http://www.britarch.ac.uk/caf/wikka.php?wakka=CADWAncientMonumentGrants

Yesterday on Countryfile there was a section devoted to the destruction and damage caused by motorbikes and 4x4s in the countryside; in the case of the Brecon Beacons hillforts though, the owners of the 4x4s helped to mend the very visual scarring of the trackways, so maybe its better to get people on your side
perhaps education of both farmers and walkers is the only answer, or good signage on the mountains which would be a pity visually...
moss Posted by moss
13th December 2010ce
Recently the summit cairn on Tinto Hill was damaged. It is the largest Bronze Age cairn in Scotland. It has never been opened or excavated. It was the trig point column located on top of the massive (four metres plus) cairn which was wrecked but this stupid act involved the burial cairn itself being damaged. It is not known whether the destruction was about removing a OS trig point (thus "restoring" the monument to its original state) or whether it was mindless vandalism.
Just about everywhere I travel in South Lanarkshire the might of Tinto is looming down at me. The top of Tinto Hill is visible from many points all over Central Scotland. I saw it in early October from the top of Goatfell on the Isle of Arran, I saw it yesterday from Fife and I've seen it from Ben Lomond. The huge cairn on the top must have acted like an ancient trig point to our ancestors as much as it does to many people today. The modern trig point which capped it (to my mind) did nothing to detract from the original monument.
I just fear that once the damage starts...
Howburn Digger Posted by Howburn Digger
13th December 2010ce
Good points made here.... worth a forum thread really. Agree with tiompan that walkers shouldn't rely on summit storm shelters, period. Bothies, I guess, are another matter, but these are few and far between in Wales (there is/was one upon Foel Grach) but I gather more prevalent in Scotland. No problem with that as long as you know what you're letting yourself in for.
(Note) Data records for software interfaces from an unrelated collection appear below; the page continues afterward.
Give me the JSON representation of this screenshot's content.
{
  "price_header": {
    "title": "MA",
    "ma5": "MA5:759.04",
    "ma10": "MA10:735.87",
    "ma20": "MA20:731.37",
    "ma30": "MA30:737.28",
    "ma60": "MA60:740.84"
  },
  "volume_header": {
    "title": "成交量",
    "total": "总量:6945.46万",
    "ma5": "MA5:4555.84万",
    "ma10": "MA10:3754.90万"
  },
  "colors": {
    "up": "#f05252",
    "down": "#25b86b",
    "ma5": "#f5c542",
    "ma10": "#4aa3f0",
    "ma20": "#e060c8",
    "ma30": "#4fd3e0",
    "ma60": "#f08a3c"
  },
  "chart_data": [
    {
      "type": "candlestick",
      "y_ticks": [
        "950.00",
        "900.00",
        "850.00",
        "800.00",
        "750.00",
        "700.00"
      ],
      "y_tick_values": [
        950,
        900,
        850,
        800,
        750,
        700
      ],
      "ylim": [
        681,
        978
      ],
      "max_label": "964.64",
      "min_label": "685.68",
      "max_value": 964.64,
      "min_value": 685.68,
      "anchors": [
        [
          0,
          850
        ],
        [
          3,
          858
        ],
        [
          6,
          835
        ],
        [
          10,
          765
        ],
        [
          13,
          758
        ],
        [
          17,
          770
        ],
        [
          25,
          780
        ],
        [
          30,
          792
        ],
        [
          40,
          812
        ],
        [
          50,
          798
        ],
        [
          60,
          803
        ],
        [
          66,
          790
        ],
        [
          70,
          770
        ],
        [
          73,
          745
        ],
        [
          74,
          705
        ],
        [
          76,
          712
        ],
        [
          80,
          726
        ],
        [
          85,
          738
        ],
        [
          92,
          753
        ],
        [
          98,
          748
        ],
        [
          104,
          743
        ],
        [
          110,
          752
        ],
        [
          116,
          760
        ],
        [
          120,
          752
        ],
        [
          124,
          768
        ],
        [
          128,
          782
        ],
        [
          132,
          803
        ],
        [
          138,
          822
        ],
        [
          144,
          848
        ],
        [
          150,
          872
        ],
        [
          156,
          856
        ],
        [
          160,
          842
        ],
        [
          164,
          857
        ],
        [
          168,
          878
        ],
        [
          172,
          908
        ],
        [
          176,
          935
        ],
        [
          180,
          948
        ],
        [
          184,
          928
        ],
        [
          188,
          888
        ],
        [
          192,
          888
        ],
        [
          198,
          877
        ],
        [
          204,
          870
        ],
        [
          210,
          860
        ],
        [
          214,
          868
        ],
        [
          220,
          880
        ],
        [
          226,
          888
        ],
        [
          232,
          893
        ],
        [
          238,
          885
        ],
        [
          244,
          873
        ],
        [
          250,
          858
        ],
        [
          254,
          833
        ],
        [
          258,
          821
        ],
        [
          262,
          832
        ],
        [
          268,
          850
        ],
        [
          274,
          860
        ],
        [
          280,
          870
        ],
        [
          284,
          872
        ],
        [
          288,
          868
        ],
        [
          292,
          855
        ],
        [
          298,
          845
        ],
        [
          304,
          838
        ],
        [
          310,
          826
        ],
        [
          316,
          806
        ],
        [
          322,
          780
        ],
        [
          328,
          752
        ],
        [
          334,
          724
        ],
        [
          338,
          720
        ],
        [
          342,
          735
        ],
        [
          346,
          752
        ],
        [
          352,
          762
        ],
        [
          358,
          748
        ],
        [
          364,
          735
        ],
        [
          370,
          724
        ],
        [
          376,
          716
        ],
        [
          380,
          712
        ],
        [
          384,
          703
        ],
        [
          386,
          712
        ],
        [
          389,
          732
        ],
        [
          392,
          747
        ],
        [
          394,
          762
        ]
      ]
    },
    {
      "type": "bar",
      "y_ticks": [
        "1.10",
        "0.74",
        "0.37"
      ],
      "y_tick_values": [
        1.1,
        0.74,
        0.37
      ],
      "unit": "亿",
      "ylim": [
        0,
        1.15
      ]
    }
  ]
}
Just don't mess with the cairns!! GLADMAN Posted by GLADMAN
13th December 2010ce
Yep the Lowland hills like Tinto and the Lomonds are seen from a huge area that their much bigger cousins further north never get anywhere near .
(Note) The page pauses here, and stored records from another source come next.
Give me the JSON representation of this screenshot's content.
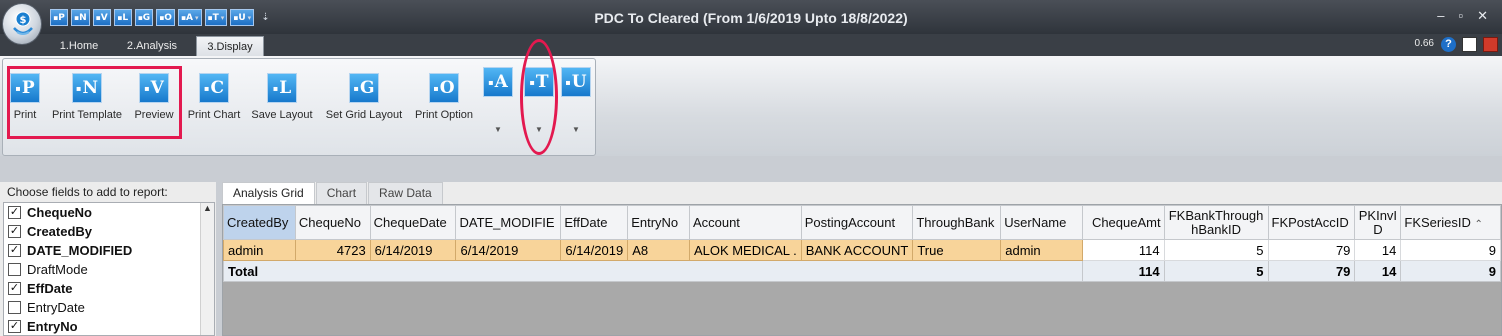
{
  "window": {
    "title": "PDC To Cleared (From 1/6/2019 Upto 18/8/2022)",
    "version": "0.66"
  },
  "qat": [
    "P",
    "N",
    "V",
    "L",
    "G",
    "O",
    "A",
    "T",
    "U"
  ],
  "ribbon_tabs": [
    "1.Home",
    "2.Analysis",
    "3.Display"
  ],
  "ribbon_buttons": [
    {
      "letter": "P",
      "label": "Print"
    },
    {
      "letter": "N",
      "label": "Print Template"
    },
    {
      "letter": "V",
      "label": "Preview"
    },
    {
      "letter": "C",
      "label": "Print Chart"
    },
    {
      "letter": "L",
      "label": "Save Layout"
    },
    {
      "letter": "G",
      "label": "Set Grid Layout"
    },
    {
      "letter": "O",
      "label": "Print Option"
    },
    {
      "letter": "A",
      "label": ""
    },
    {
      "letter": "T",
      "label": ""
    },
    {
      "letter": "U",
      "label": ""
    }
  ],
  "fields_panel": {
    "header": "Choose fields to add to report:",
    "items": [
      {
        "label": "ChequeNo",
        "checked": true
      },
      {
        "label": "CreatedBy",
        "checked": true
      },
      {
        "label": "DATE_MODIFIED",
        "checked": true
      },
      {
        "label": "DraftMode",
        "checked": false
      },
      {
        "label": "EffDate",
        "checked": true
      },
      {
        "label": "EntryDate",
        "checked": false
      },
      {
        "label": "EntryNo",
        "checked": true
      }
    ]
  },
  "grid_tabs": [
    "Analysis Grid",
    "Chart",
    "Raw Data"
  ],
  "grid": {
    "columns": [
      "CreatedBy",
      "ChequeNo",
      "ChequeDate",
      "DATE_MODIFIE",
      "EffDate",
      "EntryNo",
      "Account",
      "PostingAccount",
      "ThroughBank",
      "UserName",
      "ChequeAmt",
      "FKBankThroughBankID",
      "FKPostAccID",
      "PKInvID",
      "FKSeriesID"
    ],
    "column_headers_display": [
      "CreatedBy",
      "ChequeNo",
      "ChequeDate",
      "DATE_MODIFIE",
      "EffDate",
      "EntryNo",
      "Account",
      "PostingAccount",
      "ThroughBank",
      "UserName",
      "ChequeAmt",
      "FKBankThrough\nhBankID",
      "FKPostAccID",
      "PKInvI\nD",
      "FKSeriesID"
    ],
    "row": [
      "admin",
      "4723",
      "6/14/2019",
      "6/14/2019",
      "6/14/2019",
      "A8",
      "ALOK MEDICAL .",
      "BANK ACCOUNT",
      "True",
      "admin",
      "114",
      "5",
      "79",
      "14",
      "9"
    ],
    "total": {
      "label": "Total",
      "ChequeAmt": "114",
      "FKBankThroughBankID": "5",
      "FKPostAccID": "79",
      "PKInvID": "14",
      "FKSeriesID": "9"
    }
  }
}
Ahhh Bothies , I love 'em , particularly at this time of year when a tent means a long cold night and you just might manage to get a wee fire , some of my happiest days and nights have been spent in bothies but they (bothies ) have suffered from vandalism too .
tiompan Posted by tiompan
13th December 2010ce
You must be logged in to add a comment